EXERCISE GOAL: Copy each of the records exactly; leave nothing out.

[STUDY MATERIAL]

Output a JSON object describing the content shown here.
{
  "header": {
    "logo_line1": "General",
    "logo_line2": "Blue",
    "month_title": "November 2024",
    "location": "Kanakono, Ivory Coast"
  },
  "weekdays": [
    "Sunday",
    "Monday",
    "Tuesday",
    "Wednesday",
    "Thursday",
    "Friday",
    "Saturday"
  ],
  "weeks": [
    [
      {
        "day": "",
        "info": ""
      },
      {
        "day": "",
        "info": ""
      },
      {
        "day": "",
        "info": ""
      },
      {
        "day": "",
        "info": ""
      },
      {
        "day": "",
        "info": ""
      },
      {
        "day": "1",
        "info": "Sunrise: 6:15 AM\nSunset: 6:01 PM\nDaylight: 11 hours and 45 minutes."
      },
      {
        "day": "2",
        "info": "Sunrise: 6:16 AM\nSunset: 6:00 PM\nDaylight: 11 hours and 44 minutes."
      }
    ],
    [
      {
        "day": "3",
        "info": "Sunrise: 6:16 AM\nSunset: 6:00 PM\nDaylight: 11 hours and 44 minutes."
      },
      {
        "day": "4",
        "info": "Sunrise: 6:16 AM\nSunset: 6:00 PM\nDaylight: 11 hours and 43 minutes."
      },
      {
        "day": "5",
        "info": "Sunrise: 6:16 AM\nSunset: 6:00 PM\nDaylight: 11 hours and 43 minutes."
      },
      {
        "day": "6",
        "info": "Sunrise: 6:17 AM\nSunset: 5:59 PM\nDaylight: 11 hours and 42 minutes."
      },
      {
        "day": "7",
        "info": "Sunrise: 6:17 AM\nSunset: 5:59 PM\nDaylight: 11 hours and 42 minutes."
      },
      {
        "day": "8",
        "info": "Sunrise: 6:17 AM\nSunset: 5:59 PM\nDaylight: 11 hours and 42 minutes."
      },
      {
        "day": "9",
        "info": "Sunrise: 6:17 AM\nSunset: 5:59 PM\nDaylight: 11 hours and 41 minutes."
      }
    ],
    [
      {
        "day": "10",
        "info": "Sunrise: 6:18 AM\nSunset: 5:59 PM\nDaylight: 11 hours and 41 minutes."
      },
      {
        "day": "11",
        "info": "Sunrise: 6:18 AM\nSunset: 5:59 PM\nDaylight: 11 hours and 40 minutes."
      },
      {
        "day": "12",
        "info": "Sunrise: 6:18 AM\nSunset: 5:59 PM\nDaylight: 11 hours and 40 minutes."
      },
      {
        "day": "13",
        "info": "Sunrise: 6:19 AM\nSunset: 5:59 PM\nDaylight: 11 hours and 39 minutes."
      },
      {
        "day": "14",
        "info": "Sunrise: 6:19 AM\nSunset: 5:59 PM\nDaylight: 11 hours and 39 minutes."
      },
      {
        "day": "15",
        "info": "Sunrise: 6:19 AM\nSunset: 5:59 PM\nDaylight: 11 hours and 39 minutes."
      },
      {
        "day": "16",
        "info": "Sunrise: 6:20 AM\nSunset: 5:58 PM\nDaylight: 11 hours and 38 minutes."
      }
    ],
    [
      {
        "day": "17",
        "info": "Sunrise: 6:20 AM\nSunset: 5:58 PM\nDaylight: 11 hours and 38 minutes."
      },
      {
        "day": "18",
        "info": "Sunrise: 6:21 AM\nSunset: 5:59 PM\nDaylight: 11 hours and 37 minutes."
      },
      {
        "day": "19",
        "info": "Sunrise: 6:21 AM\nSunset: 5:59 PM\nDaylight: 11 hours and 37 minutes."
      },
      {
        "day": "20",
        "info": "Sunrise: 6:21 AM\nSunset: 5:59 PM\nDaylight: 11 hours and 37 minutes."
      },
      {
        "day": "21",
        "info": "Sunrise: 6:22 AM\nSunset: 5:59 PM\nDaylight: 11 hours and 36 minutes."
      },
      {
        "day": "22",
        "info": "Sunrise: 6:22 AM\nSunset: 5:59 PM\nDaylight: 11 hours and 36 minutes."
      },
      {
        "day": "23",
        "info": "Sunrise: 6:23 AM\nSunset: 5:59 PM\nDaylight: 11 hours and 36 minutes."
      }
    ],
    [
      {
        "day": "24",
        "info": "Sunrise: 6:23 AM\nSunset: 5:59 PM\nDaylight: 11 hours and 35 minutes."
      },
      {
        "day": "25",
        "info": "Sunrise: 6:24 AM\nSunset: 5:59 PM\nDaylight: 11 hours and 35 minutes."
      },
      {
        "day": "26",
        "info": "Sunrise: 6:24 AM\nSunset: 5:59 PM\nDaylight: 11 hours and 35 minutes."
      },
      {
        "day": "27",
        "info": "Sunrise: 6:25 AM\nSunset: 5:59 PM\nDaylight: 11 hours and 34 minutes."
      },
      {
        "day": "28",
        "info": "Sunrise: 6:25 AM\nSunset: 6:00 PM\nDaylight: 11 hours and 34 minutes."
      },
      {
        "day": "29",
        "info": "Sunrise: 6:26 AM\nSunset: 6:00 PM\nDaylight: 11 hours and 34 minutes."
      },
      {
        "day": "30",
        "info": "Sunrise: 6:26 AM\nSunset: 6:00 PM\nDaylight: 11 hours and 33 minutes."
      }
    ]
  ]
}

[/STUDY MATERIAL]

RESPONSE BELOW:
Output a JSON object describing the content shown here.
{
  "header": {
    "logo_line1": "General",
    "logo_line2": "Blue",
    "month_title": "November 2024",
    "location": "Kanakono, Ivory Coast"
  },
  "weekdays": [
    "Sunday",
    "Monday",
    "Tuesday",
    "Wednesday",
    "Thursday",
    "Friday",
    "Saturday"
  ],
  "weeks": [
    [
      {
        "day": "",
        "info": ""
      },
      {
        "day": "",
        "info": ""
      },
      {
        "day": "",
        "info": ""
      },
      {
        "day": "",
        "info": ""
      },
      {
        "day": "",
        "info": ""
      },
      {
        "day": "1",
        "info": "Sunrise: 6:15 AM\nSunset: 6:01 PM\nDaylight: 11 hours and 45 minutes."
      },
      {
        "day": "2",
        "info": "Sunrise: 6:16 AM\nSunset: 6:00 PM\nDaylight: 11 hours and 44 minutes."
      }
    ],
    [
      {
        "day": "3",
        "info": "Sunrise: 6:16 AM\nSunset: 6:00 PM\nDaylight: 11 hours and 44 minutes."
      },
      {
        "day": "4",
        "info": "Sunrise: 6:16 AM\nSunset: 6:00 PM\nDaylight: 11 hours and 43 minutes."
      },
      {
        "day": "5",
        "info": "Sunrise: 6:16 AM\nSunset: 6:00 PM\nDaylight: 11 hours and 43 minutes."
      },
      {
        "day": "6",
        "info": "Sunrise: 6:17 AM\nSunset: 5:59 PM\nDaylight: 11 hours and 42 minutes."
      },
      {
        "day": "7",
        "info": "Sunrise: 6:17 AM\nSunset: 5:59 PM\nDaylight: 11 hours and 42 minutes."
      },
      {
        "day": "8",
        "info": "Sunrise: 6:17 AM\nSunset: 5:59 PM\nDaylight: 11 hours and 42 minutes."
      },
      {
        "day": "9",
        "info": "Sunrise: 6:17 AM\nSunset: 5:59 PM\nDaylight: 11 hours and 41 minutes."
      }
    ],
    [
      {
        "day": "10",
        "info": "Sunrise: 6:18 AM\nSunset: 5:59 PM\nDaylight: 11 hours and 41 minutes."
      },
      {
        "day": "11",
        "info": "Sunrise: 6:18 AM\nSunset: 5:59 PM\nDaylight: 11 hours and 40 minutes."
      },
      {
        "day": "12",
        "info": "Sunrise: 6:18 AM\nSunset: 5:59 PM\nDaylight: 11 hours and 40 minutes."
      },
      {
        "day": "13",
        "info": "Sunrise: 6:19 AM\nSunset: 5:59 PM\nDaylight: 11 hours and 39 minutes."
      },
      {
        "day": "14",
        "info": "Sunrise: 6:19 AM\nSunset: 5:59 PM\nDaylight: 11 hours and 39 minutes."
      },
      {
        "day": "15",
        "info": "Sunrise: 6:19 AM\nSunset: 5:59 PM\nDaylight: 11 hours and 39 minutes."
      },
      {
        "day": "16",
        "info": "Sunrise: 6:20 AM\nSunset: 5:58 PM\nDaylight: 11 hours and 38 minutes."
      }
    ],
    [
      {
        "day": "17",
        "info": "Sunrise: 6:20 AM\nSunset: 5:58 PM\nDaylight: 11 hours and 38 minutes."
      },
      {
        "day": "18",
        "info": "Sunrise: 6:21 AM\nSunset: 5:59 PM\nDaylight: 11 hours and 37 minutes."
      },
      {
        "day": "19",
        "info": "Sunrise: 6:21 AM\nSunset: 5:59 PM\nDaylight: 11 hours and 37 minutes."
      },
      {
        "day": "20",
        "info": "Sunrise: 6:21 AM\nSunset: 5:59 PM\nDaylight: 11 hours and 37 minutes."
      },
      {
        "day": "21",
        "info": "Sunrise: 6:22 AM\nSunset: 5:59 PM\nDaylight: 11 hours and 36 minutes."
      },
      {
        "day": "22",
        "info": "Sunrise: 6:22 AM\nSunset: 5:59 PM\nDaylight: 11 hours and 36 minutes."
      },
      {
        "day": "23",
        "info": "Sunrise: 6:23 AM\nSunset: 5:59 PM\nDaylight: 11 hours and 36 minutes."
      }
    ],
    [
      {
        "day": "24",
        "info": "Sunrise: 6:23 AM\nSunset: 5:59 PM\nDaylight: 11 hours and 35 minutes."
      },
      {
        "day": "25",
        "info": "Sunrise: 6:24 AM\nSunset: 5:59 PM\nDaylight: 11 hours and 35 minutes."
      },
      {
        "day": "26",
        "info": "Sunrise: 6:24 AM\nSunset: 5:59 PM\nDaylight: 11 hours and 35 minutes."
      },
      {
        "day": "27",
        "info": "Sunrise: 6:25 AM\nSunset: 5:59 PM\nDaylight: 11 hours and 34 minutes."
      },
      {
        "day": "28",
        "info": "Sunrise: 6:25 AM\nSunset: 6:00 PM\nDaylight: 11 hours and 34 minutes."
      },
      {
        "day": "29",
        "info": "Sunrise: 6:26 AM\nSunset: 6:00 PM\nDaylight: 11 hours and 34 minutes."
      },
      {
        "day": "30",
        "info": "Sunrise: 6:26 AM\nSunset: 6:00 PM\nDaylight: 11 hours and 33 minutes."
      }
    ]
  ]
}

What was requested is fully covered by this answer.